by Jean-Claude Gauthier
Chair, NESTet Programme Committee
Director, European Nuclear Energy Leadership Academy
This year promises to be an exciting time for nuclear education and training in Europe. At the NESTet conference in Prague, we will renew our collective focus on this topic, which is, of course, vital to the future development of nuclear energy. I am honoured to be the Chairman of the Programme Committee for this European Nuclear Society (ENS) conference. I am also delighted that the conference is being held back-to-back with the biennial meeting of the ENYGF – European Young Professionals in the Nuclear Field.
Young professionals are, of course, the nuclear ‘standard bearers’ of the future. It is with this in mind that I point to the benefits of training with the new ENELA, where our fellows can really take a quantum leap forward towards achieving their career goals.
Just over two years ago, the Competitiveness Council of Ministers representing EU Member States asked for additional efforts to be made in maintaining skills in the nuclear field. ENELA, which is championed by the European Commission, identified at an early stage that some national and international programmes were addressing the current shortage of engineers with the necessary practical training and technical expertise to drive nuclear energy programmes forward.
ENELA's centre of leadership
However, until now, there have been no adequate European initiatives to encourage and promote leadership recruitment and development at the level of young graduates with management potential, high-potential professionals, executive managers, opinion formers and policy makers. From ENELA's high-tech business school environment near the centre of Munich, which includes purpose-built amphitheatre-style lecture rooms, we offer practical-oriented management and leadership programmes and, therefore, fill a gap in existing training activities.
Six leading nuclear companies have led the way in filling this gap, by attracting and training promising European professionals through their support for ENELA. The six – AREVA, Axpo AG, EnBW, E.ON Kernkraft GmbH, URENCO Limited and Vattenfall AB – signed a multi-party agreement in January 2010 that formally established the Academy.
This year sees the first intake of fellows for two of our programmes: the ENELA Leadership Cycle (ELC) and the ENELA Management Programme (EMP). EMP is a technically and business-oriented degree and is unique for Europe in that it will focus on issues of pertinence to the nuclear energy community. ELC is recommended for senior managers and executives across a range of backgrounds – human resources, finance, purchasing, communications, legal – not only those with technical expertise. March 2011 sees the first intake of fellows for ELC, where they will grasp a broad understanding of the global nuclear energy sector.
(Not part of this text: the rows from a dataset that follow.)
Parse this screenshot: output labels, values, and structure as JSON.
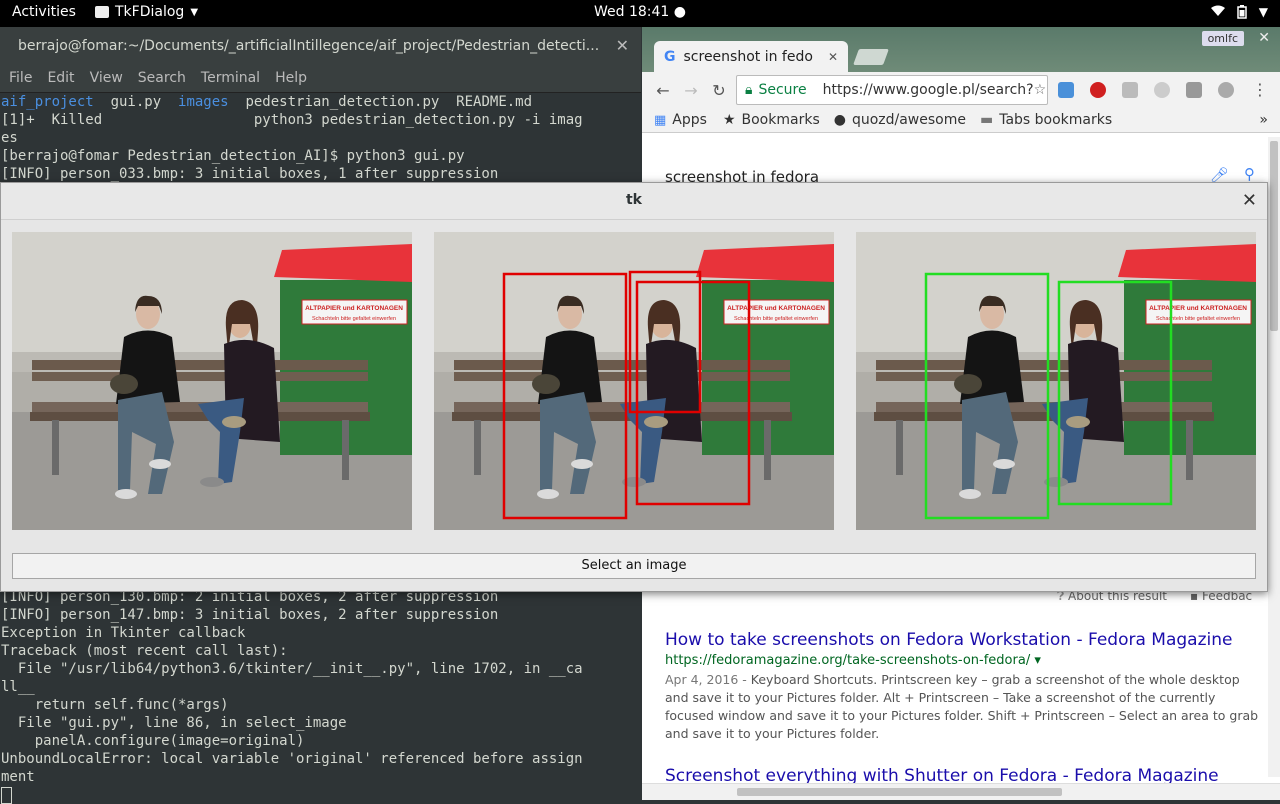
{
  "topbar": {
    "activities": "Activities",
    "app_name": "TkFDialog",
    "clock": "Wed 18:41 ●"
  },
  "terminal": {
    "title": "berrajo@fomar:~/Documents/_artificialIntillegence/aif_project/Pedestrian_detecti...",
    "menu": [
      "File",
      "Edit",
      "View",
      "Search",
      "Terminal",
      "Help"
    ],
    "upper_lines": [
      {
        "parts": [
          {
            "t": "aif_project",
            "c": "blue"
          },
          {
            "t": "  gui.py  "
          },
          {
            "t": "images",
            "c": "blue"
          },
          {
            "t": "  pedestrian_detection.py  README.md"
          }
        ]
      },
      {
        "parts": [
          {
            "t": "[1]+  Killed                  python3 pedestrian_detection.py -i imag"
          }
        ]
      },
      {
        "parts": [
          {
            "t": "es"
          }
        ]
      },
      {
        "parts": [
          {
            "t": "[berrajo@fomar Pedestrian_detection_AI]$ python3 gui.py"
          }
        ]
      },
      {
        "parts": [
          {
            "t": "[INFO] person_033.bmp: 3 initial boxes, 1 after suppression"
          }
        ]
      }
    ],
    "lower_lines": [
      "[INFO] person_130.bmp: 2 initial boxes, 2 after suppression",
      "[INFO] person_147.bmp: 3 initial boxes, 2 after suppression",
      "Exception in Tkinter callback",
      "Traceback (most recent call last):",
      "  File \"/usr/lib64/python3.6/tkinter/__init__.py\", line 1702, in __ca",
      "ll__",
      "    return self.func(*args)",
      "  File \"gui.py\", line 86, in select_image",
      "    panelA.configure(image=original)",
      "UnboundLocalError: local variable 'original' referenced before assign",
      "ment"
    ]
  },
  "chrome": {
    "tab_title": "screenshot in fedora",
    "profile": "omlfc",
    "secure": "Secure",
    "url": "https://www.google.pl/search?",
    "bookmarks": [
      "Apps",
      "Bookmarks",
      "quozd/awesome",
      "Tabs bookmarks"
    ],
    "search_query": "screenshot in fedora",
    "about": "About this result",
    "feedback": "Feedbac",
    "results": [
      {
        "title": "How to take screenshots on Fedora Workstation - Fedora Magazine",
        "link": "https://fedoramagazine.org/take-screenshots-on-fedora/",
        "date": "Apr 4, 2016 - ",
        "snippet": "Keyboard Shortcuts. Printscreen key – grab a screenshot of the whole desktop and save it to your Pictures folder. Alt + Printscreen – Take a screenshot of the currently focused window and save it to your Pictures folder. Shift + Printscreen – Select an area to grab and save it to your Pictures folder."
      },
      {
        "title": "Screenshot everything with Shutter on Fedora - Fedora Magazine"
      }
    ]
  },
  "tk": {
    "title": "tk",
    "sign_text": "ALTPAPIER und KARTONAGEN",
    "sign_sub": "Schachteln bitte gefaltet einwerfen",
    "select_button": "Select an image",
    "colors": {
      "before_suppression": "#e00000",
      "after_suppression": "#22dd22"
    }
  }
}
We will prepare fellows from a range of backgrounds to take on additional and greater responsibilities and see them as ‘leaders-to-be’ in serving the global nuclear energy industry and its stakeholders.
In the one-year EMP degree programme, fellows will learn how to take creative approaches to simultaneously tackling scientific and commercial issues. In October 2010, a first Memorandum of Understanding (MOU) was signed with the Technical University of Munich (TUM) for support in the establishment of a joint Masters in Nuclear Energy Management for this programme.
EMP will equip fellows to deal effectively with issues they may face as their career progresses and give them the confidence and competence to deal with experts in all fields.
TUM and prestigious European partner universities and high schools, in working with ENELA and major European nuclear energy stakeholders, are bridging the gap between higher education and the wider nuclear energy community. This will enable fellows to harness their potential to move ahead in a fast-paced and demanding professional environment.
The EMP curriculum is shaped in close cooperation with key nuclear energy players. Industry experts and human resources managers, from major European nuclear energy companies and organisations, will play an active role in the ongoing development and enhancement of the curriculum, implementing training and selecting and evaluating fellows.
This strong involvement, associated with high value internships – secured exclusively for EMP – will ensure fellows are the best-placed to take advantage of opportunities that will arise in technical or commercial nuclear environments on completion of training. An extensive schedule of visits will supplement the overall training programme, so that fellows can benefit first-hand from sharing experiences in the field.
However, ENELA exists not only to serve industry but also the wider nuclear energy community. For example, governmental and administrative bodies at a local, regional, national and European level and safety authorities.
At this stage in ENELA’s development we have a broadly European focus, but we are already receiving inquiries from markets outside Europe with established nuclear power programmes and in regions where the introduction of nuclear power is on the agenda.
Our key objectives over the next 12 months are the successful implementation of both the ELC and EMP programmes. We are also developing the ENELA Conference Cycle, which is destined to become a centre of excellence for presenting and debating facts about nuclear power as part of the wider global energy mix.
Details of all ENELA’s activities and programmes are available on the Academy’s website (www.enela.eu).